I have to admit that I’m also aiming for a little stealth education about topics that are near and dear to my heart.  As an active environmentalist for most of my life, I’d like people to know more about the human and environmental effects of fracking that figure prominently in Dead of Spring. Sex trafficking (Dead of Summer) is not just an overseas problem, it’s much closer to home than many people realize.  Religious extremism, domestic violence, and reproductive rights for women (Dead of Autumn) are complex issues that affect people daily.

I’ve gotten a comment or two from readers who say that I’m “pushing” an agenda in one of my books.  But, the vast majority respond to the suspense elements and the story as a whole.  So, I believe I’m achieving a pretty good balance between tone and story.

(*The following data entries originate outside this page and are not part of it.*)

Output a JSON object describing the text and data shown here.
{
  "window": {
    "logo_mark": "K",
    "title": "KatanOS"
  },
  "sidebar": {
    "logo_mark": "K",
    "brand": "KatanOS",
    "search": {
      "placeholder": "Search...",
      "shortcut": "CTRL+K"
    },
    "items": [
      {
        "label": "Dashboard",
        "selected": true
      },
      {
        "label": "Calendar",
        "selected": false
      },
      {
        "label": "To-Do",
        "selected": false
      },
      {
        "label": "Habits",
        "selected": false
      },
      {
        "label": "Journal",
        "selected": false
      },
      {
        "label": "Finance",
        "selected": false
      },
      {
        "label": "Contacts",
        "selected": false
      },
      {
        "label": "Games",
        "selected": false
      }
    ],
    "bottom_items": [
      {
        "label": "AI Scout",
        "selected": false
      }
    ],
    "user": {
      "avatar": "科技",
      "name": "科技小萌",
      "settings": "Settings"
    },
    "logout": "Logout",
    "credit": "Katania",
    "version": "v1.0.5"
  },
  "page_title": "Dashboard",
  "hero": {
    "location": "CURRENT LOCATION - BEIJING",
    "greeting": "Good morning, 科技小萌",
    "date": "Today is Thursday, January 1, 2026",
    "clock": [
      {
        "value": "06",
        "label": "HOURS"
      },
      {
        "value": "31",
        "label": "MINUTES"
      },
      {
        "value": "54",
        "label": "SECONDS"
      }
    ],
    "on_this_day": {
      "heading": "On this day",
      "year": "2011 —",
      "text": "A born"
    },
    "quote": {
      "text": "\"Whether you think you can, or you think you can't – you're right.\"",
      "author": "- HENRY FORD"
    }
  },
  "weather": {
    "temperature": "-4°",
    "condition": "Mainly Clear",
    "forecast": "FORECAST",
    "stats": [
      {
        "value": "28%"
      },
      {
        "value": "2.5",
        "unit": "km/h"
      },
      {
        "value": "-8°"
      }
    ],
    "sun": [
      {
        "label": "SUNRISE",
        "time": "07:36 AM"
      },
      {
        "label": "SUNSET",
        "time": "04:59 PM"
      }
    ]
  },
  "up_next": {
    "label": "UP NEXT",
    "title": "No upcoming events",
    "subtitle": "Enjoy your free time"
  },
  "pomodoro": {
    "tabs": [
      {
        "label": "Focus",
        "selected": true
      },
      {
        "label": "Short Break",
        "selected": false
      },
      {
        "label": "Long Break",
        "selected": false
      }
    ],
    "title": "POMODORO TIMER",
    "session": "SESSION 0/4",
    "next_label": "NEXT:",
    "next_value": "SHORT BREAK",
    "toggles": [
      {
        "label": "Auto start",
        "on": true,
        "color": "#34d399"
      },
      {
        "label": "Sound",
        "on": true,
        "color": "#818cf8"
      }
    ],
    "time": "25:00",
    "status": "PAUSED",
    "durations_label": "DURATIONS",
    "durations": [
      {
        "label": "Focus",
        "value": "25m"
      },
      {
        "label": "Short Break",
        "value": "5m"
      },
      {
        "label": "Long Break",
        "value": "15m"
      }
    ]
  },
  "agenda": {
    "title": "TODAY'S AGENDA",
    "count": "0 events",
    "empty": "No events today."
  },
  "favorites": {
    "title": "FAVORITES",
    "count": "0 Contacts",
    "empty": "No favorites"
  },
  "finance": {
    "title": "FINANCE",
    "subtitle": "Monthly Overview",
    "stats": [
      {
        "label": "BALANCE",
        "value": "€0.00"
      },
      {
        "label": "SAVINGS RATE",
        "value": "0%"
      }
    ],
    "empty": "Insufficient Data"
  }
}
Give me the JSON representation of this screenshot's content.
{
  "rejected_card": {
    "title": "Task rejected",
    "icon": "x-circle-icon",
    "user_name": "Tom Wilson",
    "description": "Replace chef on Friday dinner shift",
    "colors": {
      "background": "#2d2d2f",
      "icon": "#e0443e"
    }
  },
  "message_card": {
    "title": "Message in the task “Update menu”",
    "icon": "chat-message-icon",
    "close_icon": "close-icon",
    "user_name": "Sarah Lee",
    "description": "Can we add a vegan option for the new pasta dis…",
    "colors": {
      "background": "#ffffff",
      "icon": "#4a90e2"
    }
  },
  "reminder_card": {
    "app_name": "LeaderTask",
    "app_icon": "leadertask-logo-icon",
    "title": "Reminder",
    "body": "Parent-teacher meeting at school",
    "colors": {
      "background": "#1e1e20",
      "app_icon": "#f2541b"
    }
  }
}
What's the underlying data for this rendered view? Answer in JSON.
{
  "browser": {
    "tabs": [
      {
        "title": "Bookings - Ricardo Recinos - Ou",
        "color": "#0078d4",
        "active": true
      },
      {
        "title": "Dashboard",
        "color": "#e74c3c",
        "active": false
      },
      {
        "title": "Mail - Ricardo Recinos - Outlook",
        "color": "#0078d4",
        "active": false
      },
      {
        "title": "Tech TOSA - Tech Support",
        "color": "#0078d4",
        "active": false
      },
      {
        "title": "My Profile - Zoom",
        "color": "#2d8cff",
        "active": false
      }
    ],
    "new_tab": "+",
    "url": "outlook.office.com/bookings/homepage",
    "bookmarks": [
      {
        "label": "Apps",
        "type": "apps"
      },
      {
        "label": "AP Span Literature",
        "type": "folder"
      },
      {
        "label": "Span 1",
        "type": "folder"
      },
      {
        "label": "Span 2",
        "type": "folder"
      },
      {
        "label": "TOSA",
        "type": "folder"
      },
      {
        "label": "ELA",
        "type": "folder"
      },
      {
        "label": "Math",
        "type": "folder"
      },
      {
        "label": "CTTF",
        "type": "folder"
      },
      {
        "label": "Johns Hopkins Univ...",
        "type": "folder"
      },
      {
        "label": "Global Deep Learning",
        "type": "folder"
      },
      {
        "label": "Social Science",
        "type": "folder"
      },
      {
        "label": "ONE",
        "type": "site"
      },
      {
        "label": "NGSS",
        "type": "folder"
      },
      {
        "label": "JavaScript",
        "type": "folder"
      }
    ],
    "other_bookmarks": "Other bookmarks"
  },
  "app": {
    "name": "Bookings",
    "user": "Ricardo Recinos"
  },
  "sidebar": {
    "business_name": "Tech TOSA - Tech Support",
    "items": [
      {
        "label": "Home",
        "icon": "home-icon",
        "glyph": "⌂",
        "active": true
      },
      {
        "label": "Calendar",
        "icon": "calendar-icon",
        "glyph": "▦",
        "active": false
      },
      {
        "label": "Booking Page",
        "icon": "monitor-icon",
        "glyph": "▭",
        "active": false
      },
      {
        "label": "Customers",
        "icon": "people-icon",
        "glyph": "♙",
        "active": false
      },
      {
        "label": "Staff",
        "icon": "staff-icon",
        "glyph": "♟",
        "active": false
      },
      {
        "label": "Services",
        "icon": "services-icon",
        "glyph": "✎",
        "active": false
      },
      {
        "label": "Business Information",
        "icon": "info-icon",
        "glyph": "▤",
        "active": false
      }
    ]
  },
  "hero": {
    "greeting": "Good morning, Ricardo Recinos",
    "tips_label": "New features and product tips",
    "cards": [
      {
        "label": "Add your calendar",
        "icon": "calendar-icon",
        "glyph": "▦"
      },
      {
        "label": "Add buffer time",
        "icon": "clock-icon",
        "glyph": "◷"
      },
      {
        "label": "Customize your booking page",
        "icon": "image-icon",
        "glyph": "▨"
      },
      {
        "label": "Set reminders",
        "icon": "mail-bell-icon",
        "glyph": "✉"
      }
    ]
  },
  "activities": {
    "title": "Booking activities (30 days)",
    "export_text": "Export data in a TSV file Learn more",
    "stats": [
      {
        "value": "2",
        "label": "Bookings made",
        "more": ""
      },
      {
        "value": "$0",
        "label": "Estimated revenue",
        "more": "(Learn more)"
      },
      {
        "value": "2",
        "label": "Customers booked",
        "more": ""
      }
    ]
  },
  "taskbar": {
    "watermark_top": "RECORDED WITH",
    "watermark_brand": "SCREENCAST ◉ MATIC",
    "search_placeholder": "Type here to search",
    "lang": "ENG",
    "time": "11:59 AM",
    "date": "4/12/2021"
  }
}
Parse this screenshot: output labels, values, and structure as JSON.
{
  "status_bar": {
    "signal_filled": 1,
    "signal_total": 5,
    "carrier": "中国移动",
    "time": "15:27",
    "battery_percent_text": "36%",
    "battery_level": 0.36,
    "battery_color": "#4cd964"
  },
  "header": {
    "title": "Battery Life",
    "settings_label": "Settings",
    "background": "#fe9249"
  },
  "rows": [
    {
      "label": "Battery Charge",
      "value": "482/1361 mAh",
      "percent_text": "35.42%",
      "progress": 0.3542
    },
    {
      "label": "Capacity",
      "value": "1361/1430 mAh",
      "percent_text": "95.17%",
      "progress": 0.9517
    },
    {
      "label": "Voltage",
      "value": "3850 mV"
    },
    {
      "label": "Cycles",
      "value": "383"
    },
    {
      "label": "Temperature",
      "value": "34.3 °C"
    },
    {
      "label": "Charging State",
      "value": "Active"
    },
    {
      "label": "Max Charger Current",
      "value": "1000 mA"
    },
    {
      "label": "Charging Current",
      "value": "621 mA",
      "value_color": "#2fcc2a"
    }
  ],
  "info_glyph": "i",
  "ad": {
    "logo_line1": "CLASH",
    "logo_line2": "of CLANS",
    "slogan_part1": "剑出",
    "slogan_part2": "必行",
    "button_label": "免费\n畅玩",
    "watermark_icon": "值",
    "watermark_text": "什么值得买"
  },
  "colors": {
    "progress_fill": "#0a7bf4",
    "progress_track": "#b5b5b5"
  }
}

MN: Does your professional background influence your novels?

SK: My career has been in human services at the State Government level and in Medicaid health insurance.  So, I’ve spent most of my working life on programs for low-income people or others with human service needs.  That includes child abuse, homelessness, domestic violence, rape crisis services, family planning, refugee services, and health insurance coverage for the uninsured.  My job also included a lot of interaction on these and other policy issues with the State legislature and Congress.

So, yes, my work experience has definitely influenced my novels.  But, I’ve also drawn on many of my other interests and experiences – my travels around the world, my three days of peace and music at Woodstock in 1969, hearing the sirens go off during the Three Mile Island crisis in 1979, and more.

However, when writing fiction, I’ve found that your experiences ultimately have to give way to the story that you want to tell.  My work history and personal background might open the door to each novel.  But, when I step over the threshold and begin to write, the story takes on a life of its own.

MN: Will there be a Dead of Winter?

SK: Yes. I’m working on Dead of Winter now. At this point, I don’t have an anticipated publication date.

For more information on the upcoming novel read my  previous post. To whet your appetite, check out the trailer.

Share: Email this to someoneTweet about this on TwitterShare on TumblrShare on FacebookPrint this page
Tagged on: ,